Here is the first episode in which I describe my way of working and my plans (and hopes) for the piece
My first step of the actual writing of the piece took place in March last at the beautiful Tyrone Guthrie Centre, an artist’s retreat in Ireland where I was able to work for a week, undisturbed by everyday life. As you can see from this episode of the video diary, I met with both success and difficulties...........
One skill I've never aquired is conducting, and even if I had, I don’t think I would have got it to the level of being able to conduct a symphony orchestra. And of course the conductor is such a vital part of the interpretation of a symphonic piece and speaking as a composer, a conductor can make or break you when it comes to having your orchestral piece performed. With my pieces, rhythm and feel are vitally important, and getting 90 musicians to play together with a particular rhythmic feel, or even cohesiveness, are among the hardest things to achieve with an orchestra.

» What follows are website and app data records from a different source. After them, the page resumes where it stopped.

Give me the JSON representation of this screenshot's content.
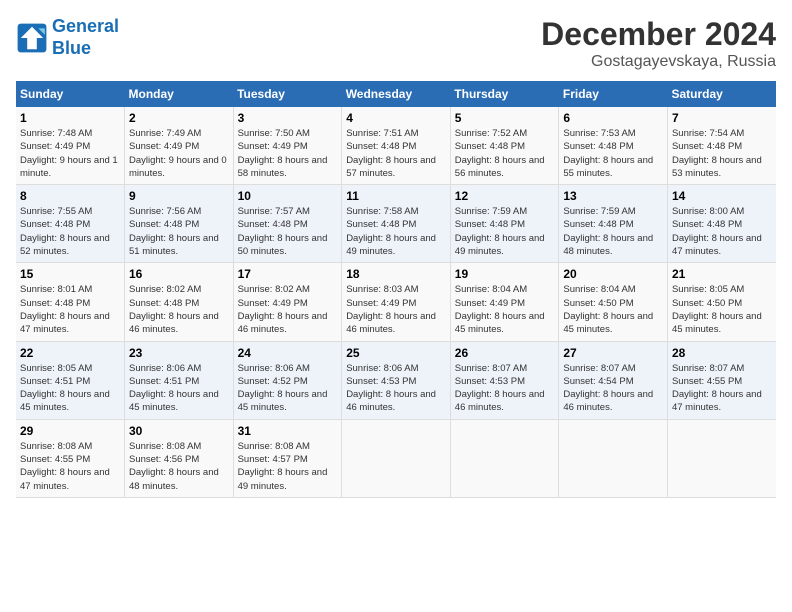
{
  "header": {
    "logo_line1": "General",
    "logo_line2": "Blue",
    "main_title": "December 2024",
    "subtitle": "Gostagayevskaya, Russia"
  },
  "days_of_week": [
    "Sunday",
    "Monday",
    "Tuesday",
    "Wednesday",
    "Thursday",
    "Friday",
    "Saturday"
  ],
  "weeks": [
    [
      {
        "day": "1",
        "sunrise": "Sunrise: 7:48 AM",
        "sunset": "Sunset: 4:49 PM",
        "daylight": "Daylight: 9 hours and 1 minute."
      },
      {
        "day": "2",
        "sunrise": "Sunrise: 7:49 AM",
        "sunset": "Sunset: 4:49 PM",
        "daylight": "Daylight: 9 hours and 0 minutes."
      },
      {
        "day": "3",
        "sunrise": "Sunrise: 7:50 AM",
        "sunset": "Sunset: 4:49 PM",
        "daylight": "Daylight: 8 hours and 58 minutes."
      },
      {
        "day": "4",
        "sunrise": "Sunrise: 7:51 AM",
        "sunset": "Sunset: 4:48 PM",
        "daylight": "Daylight: 8 hours and 57 minutes."
      },
      {
        "day": "5",
        "sunrise": "Sunrise: 7:52 AM",
        "sunset": "Sunset: 4:48 PM",
        "daylight": "Daylight: 8 hours and 56 minutes."
      },
      {
        "day": "6",
        "sunrise": "Sunrise: 7:53 AM",
        "sunset": "Sunset: 4:48 PM",
        "daylight": "Daylight: 8 hours and 55 minutes."
      },
      {
        "day": "7",
        "sunrise": "Sunrise: 7:54 AM",
        "sunset": "Sunset: 4:48 PM",
        "daylight": "Daylight: 8 hours and 53 minutes."
      }
    ],
    [
      {
        "day": "8",
        "sunrise": "Sunrise: 7:55 AM",
        "sunset": "Sunset: 4:48 PM",
        "daylight": "Daylight: 8 hours and 52 minutes."
      },
      {
        "day": "9",
        "sunrise": "Sunrise: 7:56 AM",
        "sunset": "Sunset: 4:48 PM",
        "daylight": "Daylight: 8 hours and 51 minutes."
      },
      {
        "day": "10",
        "sunrise": "Sunrise: 7:57 AM",
        "sunset": "Sunset: 4:48 PM",
        "daylight": "Daylight: 8 hours and 50 minutes."
      },
      {
        "day": "11",
        "sunrise": "Sunrise: 7:58 AM",
        "sunset": "Sunset: 4:48 PM",
        "daylight": "Daylight: 8 hours and 49 minutes."
      },
      {
        "day": "12",
        "sunrise": "Sunrise: 7:59 AM",
        "sunset": "Sunset: 4:48 PM",
        "daylight": "Daylight: 8 hours and 49 minutes."
      },
      {
        "day": "13",
        "sunrise": "Sunrise: 7:59 AM",
        "sunset": "Sunset: 4:48 PM",
        "daylight": "Daylight: 8 hours and 48 minutes."
      },
      {
        "day": "14",
        "sunrise": "Sunrise: 8:00 AM",
        "sunset": "Sunset: 4:48 PM",
        "daylight": "Daylight: 8 hours and 47 minutes."
      }
    ],
    [
      {
        "day": "15",
        "sunrise": "Sunrise: 8:01 AM",
        "sunset": "Sunset: 4:48 PM",
        "daylight": "Daylight: 8 hours and 47 minutes."
      },
      {
        "day": "16",
        "sunrise": "Sunrise: 8:02 AM",
        "sunset": "Sunset: 4:48 PM",
        "daylight": "Daylight: 8 hours and 46 minutes."
      },
      {
        "day": "17",
        "sunrise": "Sunrise: 8:02 AM",
        "sunset": "Sunset: 4:49 PM",
        "daylight": "Daylight: 8 hours and 46 minutes."
      },
      {
        "day": "18",
        "sunrise": "Sunrise: 8:03 AM",
        "sunset": "Sunset: 4:49 PM",
        "daylight": "Daylight: 8 hours and 46 minutes."
      },
      {
        "day": "19",
        "sunrise": "Sunrise: 8:04 AM",
        "sunset": "Sunset: 4:49 PM",
        "daylight": "Daylight: 8 hours and 45 minutes."
      },
      {
        "day": "20",
        "sunrise": "Sunrise: 8:04 AM",
        "sunset": "Sunset: 4:50 PM",
        "daylight": "Daylight: 8 hours and 45 minutes."
      },
      {
        "day": "21",
        "sunrise": "Sunrise: 8:05 AM",
        "sunset": "Sunset: 4:50 PM",
        "daylight": "Daylight: 8 hours and 45 minutes."
      }
    ],
    [
      {
        "day": "22",
        "sunrise": "Sunrise: 8:05 AM",
        "sunset": "Sunset: 4:51 PM",
        "daylight": "Daylight: 8 hours and 45 minutes."
      },
      {
        "day": "23",
        "sunrise": "Sunrise: 8:06 AM",
        "sunset": "Sunset: 4:51 PM",
        "daylight": "Daylight: 8 hours and 45 minutes."
      },
      {
        "day": "24",
        "sunrise": "Sunrise: 8:06 AM",
        "sunset": "Sunset: 4:52 PM",
        "daylight": "Daylight: 8 hours and 45 minutes."
      },
      {
        "day": "25",
        "sunrise": "Sunrise: 8:06 AM",
        "sunset": "Sunset: 4:53 PM",
        "daylight": "Daylight: 8 hours and 46 minutes."
      },
      {
        "day": "26",
        "sunrise": "Sunrise: 8:07 AM",
        "sunset": "Sunset: 4:53 PM",
        "daylight": "Daylight: 8 hours and 46 minutes."
      },
      {
        "day": "27",
        "sunrise": "Sunrise: 8:07 AM",
        "sunset": "Sunset: 4:54 PM",
        "daylight": "Daylight: 8 hours and 46 minutes."
      },
      {
        "day": "28",
        "sunrise": "Sunrise: 8:07 AM",
        "sunset": "Sunset: 4:55 PM",
        "daylight": "Daylight: 8 hours and 47 minutes."
      }
    ],
    [
      {
        "day": "29",
        "sunrise": "Sunrise: 8:08 AM",
        "sunset": "Sunset: 4:55 PM",
        "daylight": "Daylight: 8 hours and 47 minutes."
      },
      {
        "day": "30",
        "sunrise": "Sunrise: 8:08 AM",
        "sunset": "Sunset: 4:56 PM",
        "daylight": "Daylight: 8 hours and 48 minutes."
      },
      {
        "day": "31",
        "sunrise": "Sunrise: 8:08 AM",
        "sunset": "Sunset: 4:57 PM",
        "daylight": "Daylight: 8 hours and 49 minutes."
      },
      {
        "day": "",
        "sunrise": "",
        "sunset": "",
        "daylight": ""
      },
      {
        "day": "",
        "sunrise": "",
        "sunset": "",
        "daylight": ""
      },
      {
        "day": "",
        "sunrise": "",
        "sunset": "",
        "daylight": ""
      },
      {
        "day": "",
        "sunrise": "",
        "sunset": "",
        "daylight": ""
      }
    ]
  ]
}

To have any chance, you definitely need the right guy on the conductor’s podium.
So I was lucky to have the wonderful Scott Stroman to conduct the piece. Scott is adept in both jazz and classical idioms and is vastly experienced as both a conductor and composer. I know Scott very well too, so I was able to look forward to the performance of the piece without the necessity of that first meeting with an unknown conductor where you find out if the he (or she) ‘gets’ what you’re trying to do. In June I was working with Scott in London and took the opportunity to meet him and have a chat about the piece.
Later in the same month, I did an interview with the Contemporary Music Centre in Dublin and talked in a more general way about composition. You can see the interview here
In August I was in Boston and met the soloist Rick Peckham at his home, and we talked pedals and general guitaristic stuff.
As the final interview in the series, I met some of the orchestral players who would be playing the piece. Oftentimes in classical composition, the orchestra is seen by the composers as some kind of impersonal machine whose job it is to reproduce what the composer hears, but of course an orchestra is comprised of individuals too and it makes sense to talk to them about what they like or don’t like when playing new music. We had a really great chat and I hope we can do it again soon.
The piece itself comes in at around 20 minutes, is in three movements, and has an improvised cadenza that will connect the first and second movements, as well as some spaces for improvisation for the guitar in the first movement. I know Rick's been experimenting with different sounds for the piece, so I'm really looking forward to hear what he comes up with.
We have two performances of it next week - an incredible luxury - a kind of workshop/preview on Tuesday (17th) at lunchtime at the National Concert Hall in Dublin and the official world premiere on the following Friday as part of the full symphony concert, alongside music by John Adams and Shostakovitch - no pressure then!
Here's the final segment of the video diary - I hope some of you who are in Dublin can make it to one of the performances